Skip to main content
Shared experience

Margaret’s story

Margaret couldn’t believe it when her granddaughter Fleur was diagnosed with type 1 but she hopes a gift in her Will to JDRF can help find the cure.

Margaret and her granddaughter Fleur.

Fleur had always been such a healthy child, so I couldn’t believe it when her mother, Ruth, told me she had type 1 diabetes. I was on holiday at the time and rushed straight to the hospital when I got back.

My thoughts seemed to change every minute and I would say to myself, “At least it’s not a tumour”. I thought I knew about type 1 but I soon realised I didn’t. As we all learned about it I felt more in control – but also more scared.

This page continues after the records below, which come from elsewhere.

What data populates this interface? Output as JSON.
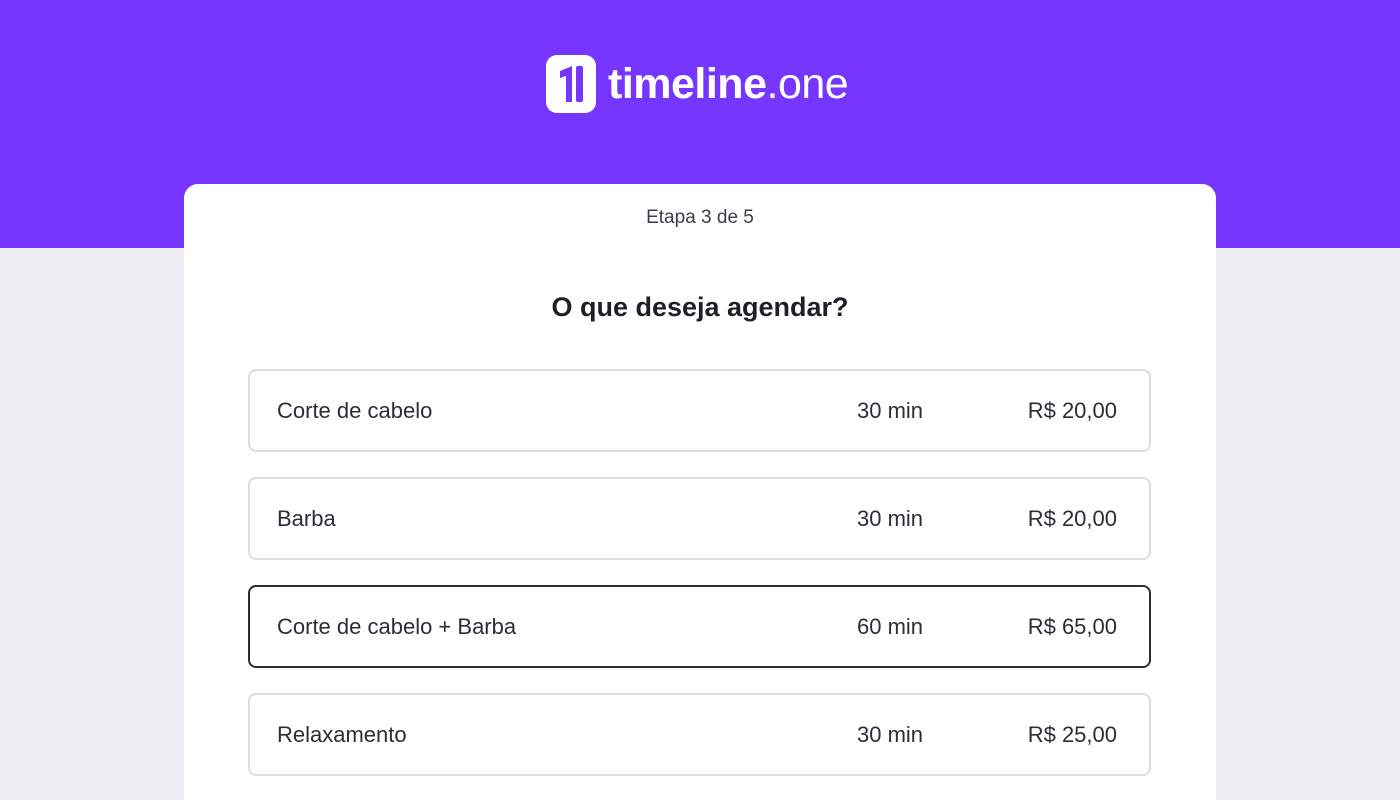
{
  "brand": {
    "name_bold": "timeline",
    "name_light": ".one",
    "header_color": "#7636ff",
    "logo_icon": "timeline-one-logo-icon"
  },
  "step_label": "Etapa 3 de 5",
  "question": "O que deseja agendar?",
  "services": [
    {
      "name": "Corte de cabelo",
      "duration": "30 min",
      "price": "R$ 20,00",
      "selected": false
    },
    {
      "name": "Barba",
      "duration": "30 min",
      "price": "R$ 20,00",
      "selected": false
    },
    {
      "name": "Corte de cabelo + Barba",
      "duration": "60 min",
      "price": "R$ 65,00",
      "selected": true
    },
    {
      "name": "Relaxamento",
      "duration": "30 min",
      "price": "R$ 25,00",
      "selected": false
    }
  ]
}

I worry about Fleur’s future and how she will cope in secondary school, with exams and travel. I’ve also been very worried about my daughter and son-in-law. They are doing a wonderful job with Fleur and dealing with her condition hourly. But who is helping them? I live 60 miles away and I wouldn’t know what to do when Fleur’s blood glucose goes high or low.

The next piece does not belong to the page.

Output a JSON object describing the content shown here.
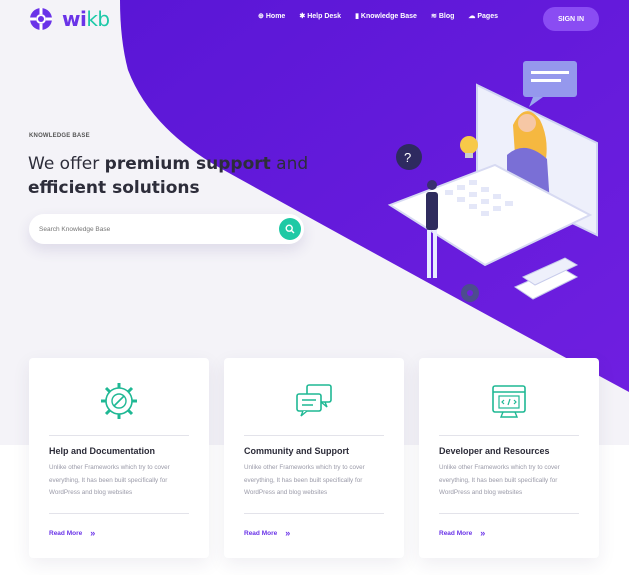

Ruth has always been a very positive person, but I have seen her become less so, worrying about all the possible complications Fleur could face.

My life has also changed as I feel neither confident nor competent enough to look after Fleur without Ruth or Steve there. They used to come and stay with me in the holidays and we would go to the cinema, circus and restaurants. Last summer we were digging up potatoes and picking tomatoes together in my garden. Now when I go past a favourite restaurant I hope that I will be able to take Fleur there again on my own, someday.

The amount of type 1 research that is happening is very reassuring. I have a neighbour with the condition who tells me there has been a sea-change in treatments for type 1 over the past 30 years and that everything is improving. Complications don’t need to happen if type 1 is managed properly. And I have been reading about islet transplantation, stem cell research and artificial pancreas trials and it is very encouraging. It feels like this is a very promising time in research.

Children should never have to struggle with type 1 – it’s so important to find a cure and better treatments. Now that I understand what JDRF does, I have no qualms about supporting them and I feel they have become part of our lives. I believe so much in JDRF’s research, I want to leave a gift in my Will to help.

You may also be interested in

Read more
Two women dancing at a ball

The type 1 community

Getting connected is a great way to learn about type 1 and get support from people who understand what you’re going through.

Read more
A JDRF scientist working on type 1 diabetes research in a lab

JDRF's type 1 diabetes news

Read type 1 diabetes news, including the latest progress in type 1 research, new treatments and technologies and all our funding updates.

Read more
JDRF staff and families at a JDRF Type 1 Diabetes Discovery event

Discovery events

JDRF Type 1 Diabetes Discovery Events are free events and a great opportunity to meet others with type 1, find out about the latest research progress, and hear inspirational talks from a range of speakers.

More shared experiences

Read more
Temi Olonisakin smiling at the camera over her shoulder with her continuous glucose monitor visible.
Shared experience

What would I do in a zombie apocalypse?

Temi Olonisakin has been living with type 1 for 12 years. A doctor herself, she shares what she’s learned about managing type 1 diabetes and her emotional wellbeing.  

Read more
A photo of Dr Chloe Rackham wearing a labcoat.

"I understand how tough it can be living with type 1 and this motivates me to work towards a cure"

Dr Chloe Rackham was diagnosed with type 1 diabetes at age 13 and is now running a JDRF-funded lab at the University of Exeter. Chloe tells us how having type 1 helps motivate her and how she switches off from her type 1.

Read more
Reece Parkinson wearing a running jacket and out in the countryside
Shared experience

Community, challenges and technology – Reece Parkinson on life with type 1

Broadcaster and communications specialist Reece Parkinson was diagnosed with type 1 when he was 26. Since then, he's used his platform to inspire others.

Read more
Mischa Rodgers, who lives with type 1, at her job as a production coordinator for Sky Sports.
Shared experience

"Being honest allows people to help and support you"

Sports-mad production coordinator Mischa Rodgers has had to learn how to manage adrenaline surges in her fast-paced job with Sky Sports.

Connect with us on social